> Dataset records:
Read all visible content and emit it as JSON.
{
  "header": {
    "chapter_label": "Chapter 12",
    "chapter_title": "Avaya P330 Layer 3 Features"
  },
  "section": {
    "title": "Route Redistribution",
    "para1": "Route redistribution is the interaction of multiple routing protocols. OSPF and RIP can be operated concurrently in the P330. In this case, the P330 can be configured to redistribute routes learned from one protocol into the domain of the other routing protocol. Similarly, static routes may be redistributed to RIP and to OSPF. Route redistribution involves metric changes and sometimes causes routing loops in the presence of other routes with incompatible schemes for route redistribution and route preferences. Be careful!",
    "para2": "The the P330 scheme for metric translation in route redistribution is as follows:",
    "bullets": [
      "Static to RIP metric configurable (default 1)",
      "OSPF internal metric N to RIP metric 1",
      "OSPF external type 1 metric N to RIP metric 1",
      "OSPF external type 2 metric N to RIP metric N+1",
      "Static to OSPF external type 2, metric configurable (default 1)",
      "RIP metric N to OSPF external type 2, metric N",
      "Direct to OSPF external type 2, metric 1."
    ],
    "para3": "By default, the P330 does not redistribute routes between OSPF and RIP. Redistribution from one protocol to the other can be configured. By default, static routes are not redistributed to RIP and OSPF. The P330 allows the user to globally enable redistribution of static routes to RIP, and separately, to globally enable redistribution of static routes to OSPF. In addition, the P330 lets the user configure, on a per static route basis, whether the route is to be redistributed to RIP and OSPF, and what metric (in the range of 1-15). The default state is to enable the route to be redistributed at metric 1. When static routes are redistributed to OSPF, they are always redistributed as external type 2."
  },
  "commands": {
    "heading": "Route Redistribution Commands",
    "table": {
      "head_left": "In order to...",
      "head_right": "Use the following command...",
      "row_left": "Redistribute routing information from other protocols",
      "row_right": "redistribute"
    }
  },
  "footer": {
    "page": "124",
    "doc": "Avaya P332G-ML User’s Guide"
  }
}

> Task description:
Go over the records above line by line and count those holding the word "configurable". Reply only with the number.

> Response:
2